Although the increase won't be as large as initially feared, property owners in Estevan will be paying higher taxes in 2011.
In a year-end interview with The Mercury, Mayor Gary St. Onge predicted that an increase of .75 of a mill is likely. He added the City may also increase water bills by five per cent.
Both figures are significantly lower than those that were being tossed around during budget deliberations in December. Before council began the process of trimming the budget, a tax increase of two mills and a water bill increase of 15 per cent would have been required to cover the projected costs for 2011.
St. Onge was quick to say that council was not interested in raising either rate by that much and that some tough decisions would be required.
With many of those decisions made, St. Onge expects council will set both the mill rate and water rates in the very near future.
"I think we should be able to decide what we are going to do with the water rates and the mill at the (Jan. 10 city council) meeting or the next one," said St. Onge who added that trimming the budget is a delicate balancing act for council.
Although the work and equipment is needed, they are loathe to increase taxes a significant amount in one year.
"We could easily go a couple of mills and go 25 per cent on the water and you would get everything done, but nobody wants to do that.
"What makes it a little easier is, I don't know if we have time to do all (the work) anyway.
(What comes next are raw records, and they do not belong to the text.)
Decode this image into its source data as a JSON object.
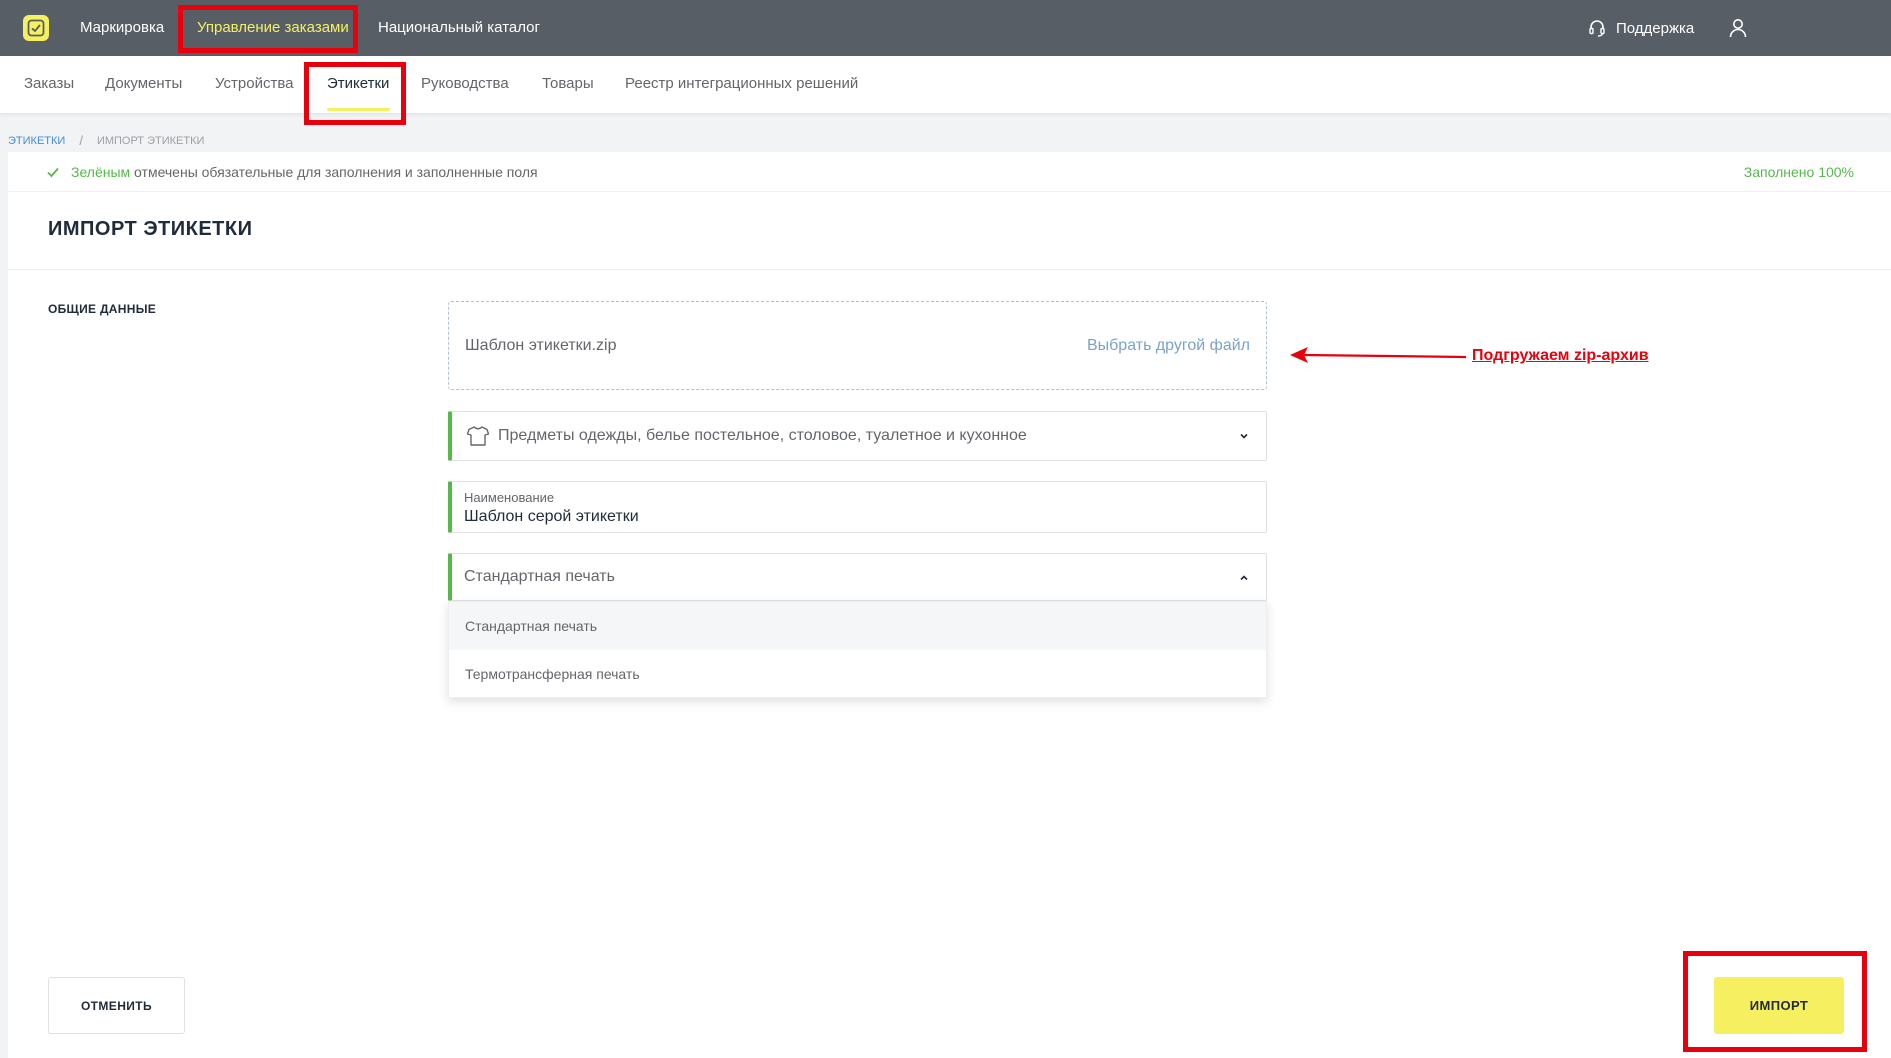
{
  "topnav": {
    "items": [
      "Маркировка",
      "Управление заказами",
      "Национальный каталог"
    ],
    "support": "Поддержка"
  },
  "subnav": {
    "items": [
      "Заказы",
      "Документы",
      "Устройства",
      "Этикетки",
      "Руководства",
      "Товары",
      "Реестр интеграционных решений"
    ]
  },
  "breadcrumb": {
    "root": "ЭТИКЕТКИ",
    "separator": "/",
    "current": "ИМПОРТ ЭТИКЕТКИ"
  },
  "info": {
    "green_word": "Зелёным",
    "text": "отмечены обязательные для заполнения и заполненные поля",
    "filled": "Заполнено 100%"
  },
  "page": {
    "title": "ИМПОРТ ЭТИКЕТКИ",
    "section": "ОБЩИЕ ДАННЫЕ"
  },
  "file": {
    "name": "Шаблон этикетки.zip",
    "change": "Выбрать другой файл"
  },
  "category": {
    "value": "Предметы одежды, белье постельное, столовое, туалетное и кухонное",
    "icon": "shirt-icon"
  },
  "name_field": {
    "label": "Наименование",
    "value": "Шаблон серой этикетки"
  },
  "print_type": {
    "value": "Стандартная печать",
    "options": [
      "Стандартная печать",
      "Термотрансферная печать"
    ]
  },
  "buttons": {
    "cancel": "ОТМЕНИТЬ",
    "import": "ИМПОРТ"
  },
  "annotation": {
    "text": "Подгружаем zip-архив",
    "color": "#e8000d"
  },
  "colors": {
    "accent": "#f6f060",
    "topbar": "#585e66",
    "green": "#55b94a",
    "link": "#3f8ed6"
  }
}
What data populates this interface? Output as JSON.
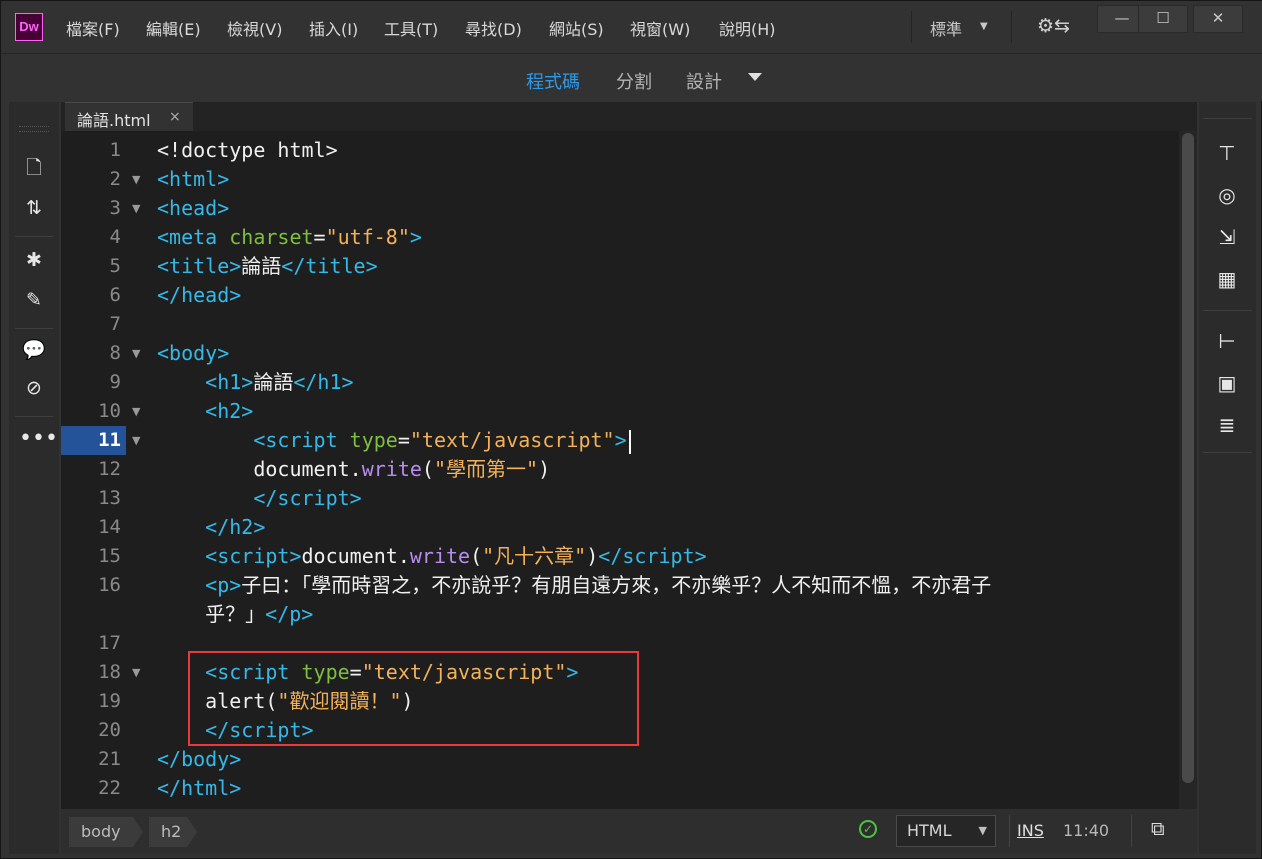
{
  "app": {
    "logo": "Dw",
    "workspace": "標準",
    "colors": {
      "accent": "#2f9be8",
      "highlight_box": "#e8393c"
    }
  },
  "menu": [
    {
      "label": "檔案(F)"
    },
    {
      "label": "編輯(E)"
    },
    {
      "label": "檢視(V)"
    },
    {
      "label": "插入(I)"
    },
    {
      "label": "工具(T)"
    },
    {
      "label": "尋找(D)"
    },
    {
      "label": "網站(S)"
    },
    {
      "label": "視窗(W)"
    },
    {
      "label": "說明(H)"
    }
  ],
  "window_controls": {
    "minimize": "—",
    "maximize": "☐",
    "close": "✕"
  },
  "views": {
    "code": "程式碼",
    "split": "分割",
    "design": "設計",
    "active": "code"
  },
  "tab": {
    "filename": "論語.html",
    "close": "×"
  },
  "editor": {
    "active_line": 11,
    "lines": [
      "1",
      "2",
      "3",
      "4",
      "5",
      "6",
      "7",
      "8",
      "9",
      "10",
      "11",
      "12",
      "13",
      "14",
      "15",
      "16",
      "",
      "17",
      "18",
      "19",
      "20",
      "21",
      "22"
    ]
  },
  "left_tools": [
    "new-file-icon",
    "file-transfer-icon",
    "expand-collapse-icon",
    "format-source-icon",
    "comment-icon",
    "remove-comment-icon",
    "more-icon"
  ],
  "right_tools": [
    "files-icon",
    "creative-cloud-icon",
    "insert-icon",
    "assets-icon",
    "dom-icon",
    "snippets-icon",
    "css-designer-icon"
  ],
  "status": {
    "breadcrumbs": [
      "body",
      "h2"
    ],
    "language": "HTML",
    "mode": "INS",
    "cursor": "11:40",
    "lint_ok": "✓"
  }
}
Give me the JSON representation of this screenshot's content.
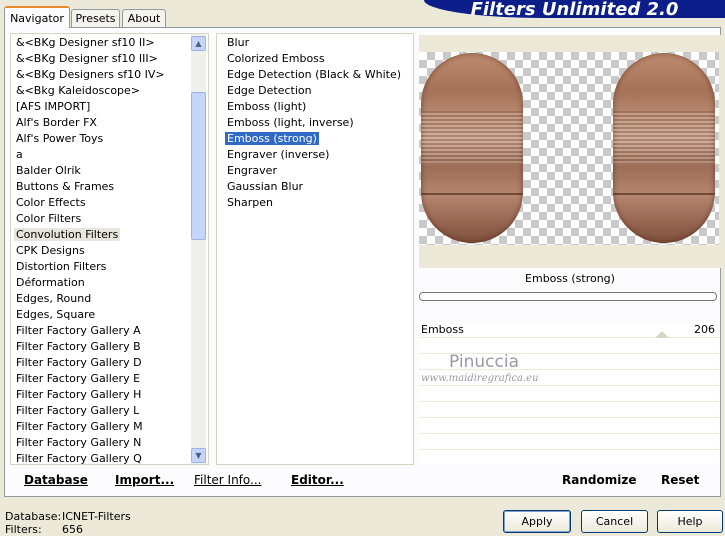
{
  "tabs": [
    {
      "label": "Navigator"
    },
    {
      "label": "Presets"
    },
    {
      "label": "About"
    }
  ],
  "banner": {
    "title": "Filters Unlimited 2.0"
  },
  "categories": [
    "&<BKg Designer sf10 II>",
    "&<BKg Designer sf10 III>",
    "&<BKg Designers sf10 IV>",
    "&<Bkg Kaleidoscope>",
    "[AFS IMPORT]",
    "Alf's Border FX",
    "Alf's Power Toys",
    "a",
    "Balder Olrik",
    "Buttons & Frames",
    "Color Effects",
    "Color Filters",
    "Convolution Filters",
    "CPK Designs",
    "Distortion Filters",
    "Déformation",
    "Edges, Round",
    "Edges, Square",
    "Filter Factory Gallery A",
    "Filter Factory Gallery B",
    "Filter Factory Gallery D",
    "Filter Factory Gallery E",
    "Filter Factory Gallery H",
    "Filter Factory Gallery L",
    "Filter Factory Gallery M",
    "Filter Factory Gallery N",
    "Filter Factory Gallery Q"
  ],
  "selected_category": "Convolution Filters",
  "filters": [
    "Blur",
    "Colorized Emboss",
    "Edge Detection (Black & White)",
    "Edge Detection",
    "Emboss (light)",
    "Emboss (light, inverse)",
    "Emboss (strong)",
    "Engraver (inverse)",
    "Engraver",
    "Gaussian Blur",
    "Sharpen"
  ],
  "selected_filter": "Emboss (strong)",
  "preview": {
    "filter_name": "Emboss (strong)"
  },
  "slider": {
    "label": "Emboss",
    "value": "206",
    "fraction": 0.81
  },
  "watermark": {
    "name": "Pinuccia",
    "url": "www.maidiregrafica.eu"
  },
  "panel_buttons": {
    "database": "Database",
    "import": "Import...",
    "filter_info": "Filter Info...",
    "editor": "Editor...",
    "randomize": "Randomize",
    "reset": "Reset"
  },
  "status": {
    "database_label": "Database:",
    "database_value": "ICNET-Filters",
    "filters_label": "Filters:",
    "filters_value": "656"
  },
  "dialog_buttons": {
    "apply": "Apply",
    "cancel": "Cancel",
    "help": "Help"
  }
}
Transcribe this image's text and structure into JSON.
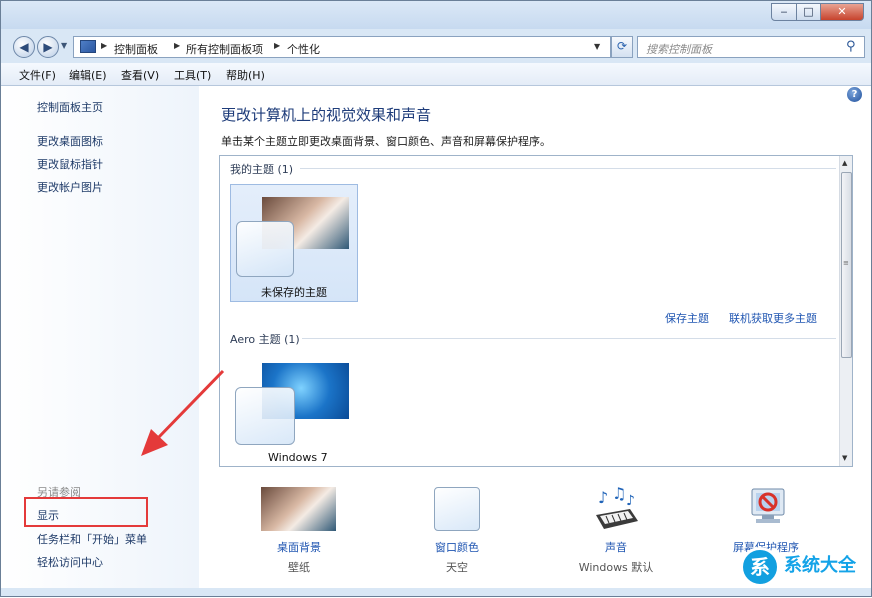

Now, some of the equipment, the people that work for us would always like to have better equipment so I think we have to pick and choose and replace some of it as we go along. We are looking very carefully at, for example, at an oil truck. That's $140,000."
News of the likely increase for Estevan comes hot on the heels of a recent press release from the Canadian Federation of Independent Business which called on all Saskatchewan municipalities to hold the line on property taxes in 2011.
The CFIB contends that because cities, towns and RMs are getting an increase in their municipal operating grants (MOG) from the provincial government a tax increase isn't necessary. The MOG, as it is called, is increasing to one full percentage point of the provincial sales tax.
With the increase, the CFIB estimates Saskatchewan cities will receive more than $101 million through the program - an increase of 113 per cent from the $47 million received in 2007.
Estevan will receive an increase of roughly $500,000 according to estimates.
"We are concerned some municipalities are already contemplating property tax hikes for 2011, despite receiving record revenue-sharing from the province," said Virginia Labbie, CFIB's policy analyst for Saskatchewan and Agri-Business.
"While many municipalities are just starting their 2011 budget deliberations, we are disappointed Saskatoon and Yorkton have already confirmed property tax hikes. Recently, Regina and Moose Jaw also proposed property tax increases of 4.13 per cent and 5.55 per cent respectively."
A recent CFIB survey found 83 per cent of Saskatchewan respondents said given this additional revenue, municipalities should avoid a property tax increase in 2011.
"There just isn't the appetite among small business owners to take another hit to their bottom line when the province has provided long-term, sustainable and predictable revenue sharing with municipalities," said Labbie.
"Small business owners work hard to live within their means and count on their city councils to do the same as they work to finalize their budgets in the new year."
When asked how municipalities should reduce spending, Saskatchewan small business owners favoured cities focusing on core municipal services, addressing the gap between municipal and private sector salaries and benefits, and contracting out city services.
The province has provided $103 million in education property tax savings in 2010 and has committed to an additional $53 million in tax savings in 2011.
"It's evident Saskatchewan business owners are concerned municipal property tax hikes will continue to erode savings from the education property tax relief delivered by the province," Labbie said. "Budgets are all about sending signals. Increasing property taxes will impact a small business owners' ability to be competitive and that is why we're urging Municipal leaders to use this additional revenue prudently and avoid a property tax hike in 2011."